• _Work task_
Consider the entries below. Count the lines holding the string "JSON" and state the number only.
*** Opening of Material provided ***
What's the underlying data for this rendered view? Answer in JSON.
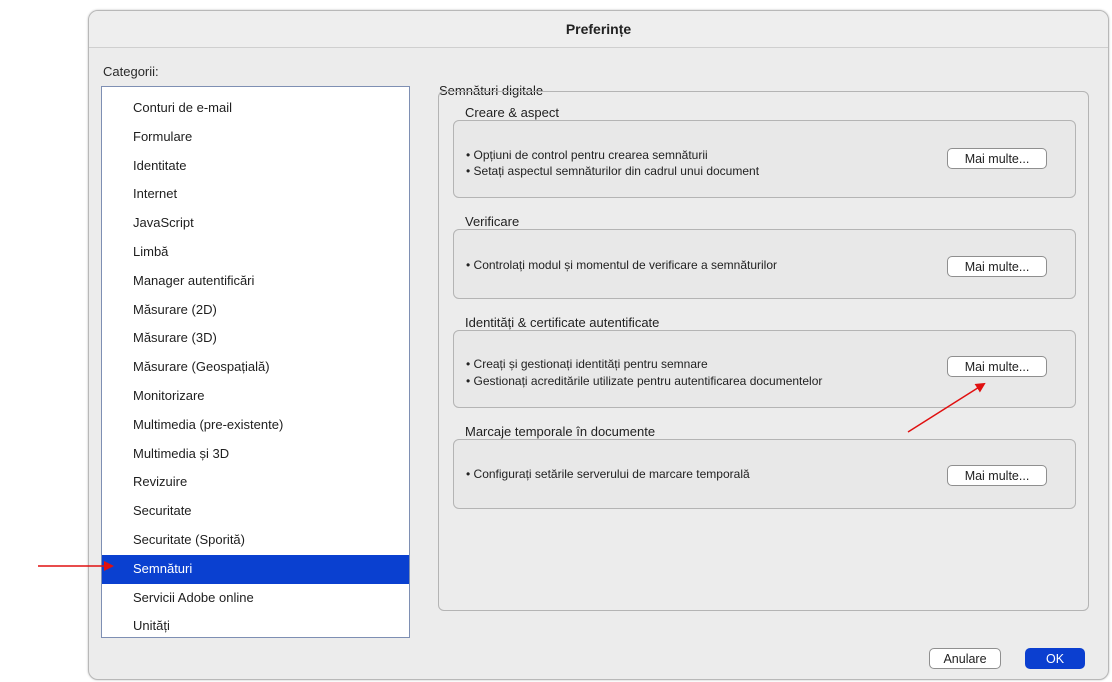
{
  "window": {
    "title": "Preferințe"
  },
  "categories": {
    "label": "Categorii:",
    "items": [
      {
        "label": "Conturi de e-mail"
      },
      {
        "label": "Formulare"
      },
      {
        "label": "Identitate"
      },
      {
        "label": "Internet"
      },
      {
        "label": "JavaScript"
      },
      {
        "label": "Limbă"
      },
      {
        "label": "Manager autentificări"
      },
      {
        "label": "Măsurare (2D)"
      },
      {
        "label": "Măsurare (3D)"
      },
      {
        "label": "Măsurare (Geospațială)"
      },
      {
        "label": "Monitorizare"
      },
      {
        "label": "Multimedia (pre-existente)"
      },
      {
        "label": "Multimedia și 3D"
      },
      {
        "label": "Revizuire"
      },
      {
        "label": "Securitate"
      },
      {
        "label": "Securitate (Sporită)"
      },
      {
        "label": "Semnături",
        "selected": true
      },
      {
        "label": "Servicii Adobe online"
      },
      {
        "label": "Unități"
      }
    ],
    "selected_color": "#0a40d0"
  },
  "main": {
    "section_title": "Semnături digitale",
    "groups": [
      {
        "title": "Creare & aspect",
        "lines": [
          "• Opțiuni de control pentru crearea semnăturii",
          "• Setați aspectul semnăturilor din cadrul unui document"
        ],
        "button": "Mai multe..."
      },
      {
        "title": "Verificare",
        "lines": [
          "• Controlați modul și momentul de verificare a semnăturilor"
        ],
        "button": "Mai multe..."
      },
      {
        "title": "Identități & certificate autentificate",
        "lines": [
          "• Creați și gestionați identități pentru semnare",
          "• Gestionați acreditările utilizate pentru autentificarea documentelor"
        ],
        "button": "Mai multe..."
      },
      {
        "title": "Marcaje temporale în documente",
        "lines": [
          "• Configurați setările serverului de marcare temporală"
        ],
        "button": "Mai multe..."
      }
    ]
  },
  "footer": {
    "cancel_label": "Anulare",
    "ok_label": "OK"
  },
  "annotations": {
    "arrow_color": "#e01010"
  }
}
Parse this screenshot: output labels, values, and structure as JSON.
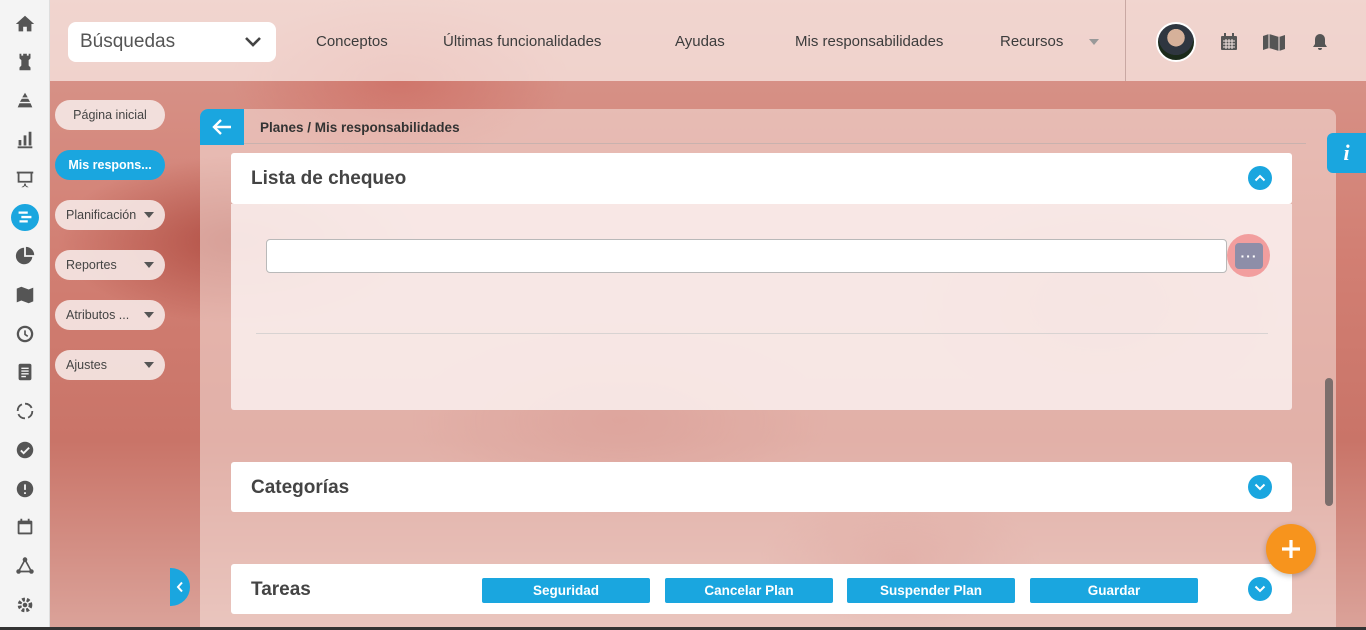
{
  "topbar": {
    "search_label": "Búsquedas",
    "nav": [
      "Conceptos",
      "Últimas funcionalidades",
      "Ayudas",
      "Mis responsabilidades",
      "Recursos"
    ]
  },
  "rail_icons": [
    "home-icon",
    "chess-rook-icon",
    "pyramid-icon",
    "bar-chart-icon",
    "presentation-icon",
    "plans-icon",
    "pie-chart-icon",
    "map-icon",
    "clock-icon",
    "document-icon",
    "cycle-icon",
    "check-circle-icon",
    "warning-icon",
    "calendar-icon",
    "network-icon",
    "gear-icon"
  ],
  "submenu": {
    "items": [
      {
        "label": "Página inicial",
        "active": false,
        "dropdown": false
      },
      {
        "label": "Mis respons...",
        "active": true,
        "dropdown": false
      },
      {
        "label": "Planificación",
        "active": false,
        "dropdown": true
      },
      {
        "label": "Reportes",
        "active": false,
        "dropdown": true
      },
      {
        "label": "Atributos ...",
        "active": false,
        "dropdown": true
      },
      {
        "label": "Ajustes",
        "active": false,
        "dropdown": true
      }
    ]
  },
  "breadcrumb": "Planes / Mis responsabilidades",
  "sections": {
    "checklist": {
      "title": "Lista de chequeo",
      "input_value": "",
      "more_label": "···"
    },
    "categories": {
      "title": "Categorías"
    },
    "tasks": {
      "title": "Tareas"
    }
  },
  "actions": [
    "Seguridad",
    "Cancelar Plan",
    "Suspender Plan",
    "Guardar"
  ],
  "info_label": "i",
  "colors": {
    "accent": "#1aa6df",
    "fab": "#f7941d",
    "more_button": "#8e8ea8"
  }
}
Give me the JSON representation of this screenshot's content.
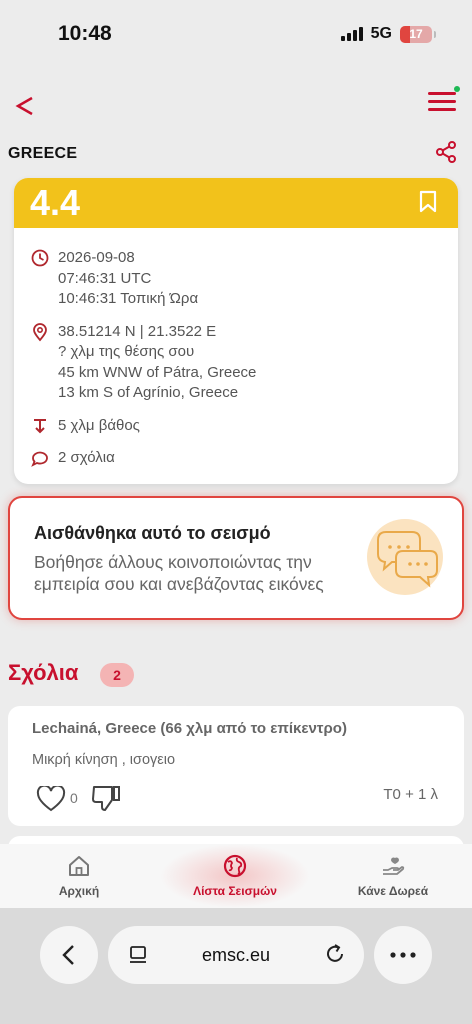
{
  "status": {
    "time": "10:48",
    "network": "5G",
    "battery": "17"
  },
  "header": {
    "region": "GREECE"
  },
  "event": {
    "magnitude": "4.4",
    "date": "2026-09-08",
    "utc_time": "07:46:31 UTC",
    "local_time": "10:46:31 Τοπική Ώρα",
    "coordinates": "38.51214 N | 21.3522 E",
    "distance_you": "? χλμ της θέσης σου",
    "near_1": "45 km WNW of Pátra, Greece",
    "near_2": "13 km S of Agrínio, Greece",
    "depth": "5 χλμ βάθος",
    "comments_count": "2 σχόλια"
  },
  "felt": {
    "title": "Αισθάνθηκα αυτό το σεισμό",
    "description": "Βοήθησε άλλους κοινοποιώντας την εμπειρία σου και ανεβάζοντας εικόνες"
  },
  "comments": {
    "heading": "Σχόλια",
    "badge": "2",
    "items": [
      {
        "location": "Lechainá, Greece (66 χλμ από το επίκεντρο)",
        "text": "Μικρή κίνηση , ισογειο",
        "likes": "0",
        "time": "T0 + 1 λ"
      }
    ]
  },
  "bottom_nav": {
    "home": "Αρχική",
    "list": "Λίστα Σεισμών",
    "donate": "Κάνε Δωρεά"
  },
  "browser": {
    "url": "emsc.eu"
  },
  "colors": {
    "accent": "#c8102e",
    "magnitude_bar": "#f2c21b",
    "felt_border": "#e0453f"
  }
}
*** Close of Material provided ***
• _Response area_
3